When you start, you want to have your toes facing right at the wake, and you want to pop off the bottom or the middle of the trough. If you go too far off the top you’ll pop over into the wash of the wake and miss the lip. You want to think “pop straight up and land right on top of the lip,” otherwise you’ll go inside and the trick will be all messed up. That’s a common mistake. If you’ve practiced the 270 shuv enough you’ll figure out just how much pop and how much push you want to give the board to make it rotate in right under you. Once you do that, you want to land in the front board position with your weight back on your heels, not your toes. It’s a matter of finding that “spot,” and not slipping out backwards or putting your face in the water. The most common thing that people do is land on their toes and slip out on their face, or land too far over on their heels and get pulled out the front. The other thing is that I think of pushing the board all the way around to 270 before I catch it, and doing the front board all in one motion. I’m not thinking “180 shuv, then turn and do the front board.” After that it’s pretty easy, one foot on either side of the wake and hold it for as long as you want, and then either give it a little pop or just turn your hip towards the boat and you’ll come right out. This is really a pretty basic trick, nothing too hard, for a beginner to intermediate, but it takes practice. Practice, practice, practice. That’s how you’ll get it dialed. A lot of people think the 270 shuv is the hard part to learn, but it’s really all about your weight distribution on the front board. If you can figure that out you’ll be able to land it pretty easily.” – Scott Byerly
- Learn how to do front boardslides with more weight on your heels
- Pop from the middle of the trough down so you don’t go over the lip

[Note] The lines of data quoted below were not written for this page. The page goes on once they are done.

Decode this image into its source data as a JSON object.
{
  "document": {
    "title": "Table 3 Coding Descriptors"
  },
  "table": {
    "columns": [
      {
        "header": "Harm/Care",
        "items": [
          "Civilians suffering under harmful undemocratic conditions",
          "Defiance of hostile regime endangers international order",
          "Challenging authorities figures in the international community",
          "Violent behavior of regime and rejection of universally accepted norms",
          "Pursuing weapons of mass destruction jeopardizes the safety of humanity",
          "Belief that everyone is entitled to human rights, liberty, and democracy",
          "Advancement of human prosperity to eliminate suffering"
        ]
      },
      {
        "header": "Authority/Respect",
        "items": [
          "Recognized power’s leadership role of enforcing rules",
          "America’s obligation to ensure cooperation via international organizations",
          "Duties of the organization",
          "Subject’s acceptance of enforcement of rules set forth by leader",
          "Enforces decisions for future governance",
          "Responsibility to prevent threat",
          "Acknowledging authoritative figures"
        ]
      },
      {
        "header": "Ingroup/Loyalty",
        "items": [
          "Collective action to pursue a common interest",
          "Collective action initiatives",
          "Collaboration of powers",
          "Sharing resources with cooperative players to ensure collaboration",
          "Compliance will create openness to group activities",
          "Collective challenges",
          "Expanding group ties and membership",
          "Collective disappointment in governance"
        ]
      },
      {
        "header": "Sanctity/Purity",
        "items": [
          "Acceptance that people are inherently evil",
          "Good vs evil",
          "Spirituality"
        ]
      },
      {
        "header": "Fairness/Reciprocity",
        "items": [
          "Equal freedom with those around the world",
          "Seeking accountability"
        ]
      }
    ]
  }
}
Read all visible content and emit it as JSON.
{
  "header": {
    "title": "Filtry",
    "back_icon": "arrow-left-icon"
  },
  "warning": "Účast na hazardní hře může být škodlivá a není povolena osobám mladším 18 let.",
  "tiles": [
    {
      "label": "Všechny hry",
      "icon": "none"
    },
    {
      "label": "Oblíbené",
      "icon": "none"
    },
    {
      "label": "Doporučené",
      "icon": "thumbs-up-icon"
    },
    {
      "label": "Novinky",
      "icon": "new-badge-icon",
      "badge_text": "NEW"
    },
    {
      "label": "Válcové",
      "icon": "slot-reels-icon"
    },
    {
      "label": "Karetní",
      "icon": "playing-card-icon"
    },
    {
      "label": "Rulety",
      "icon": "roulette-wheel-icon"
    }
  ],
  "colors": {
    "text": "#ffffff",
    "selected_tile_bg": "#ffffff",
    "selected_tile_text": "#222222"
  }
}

- Be able to do 180 and 360 shuv-its consistently
- 270 shuv to front board to backside 90 out
- Backside big spin
- Switch 270 shuv to front board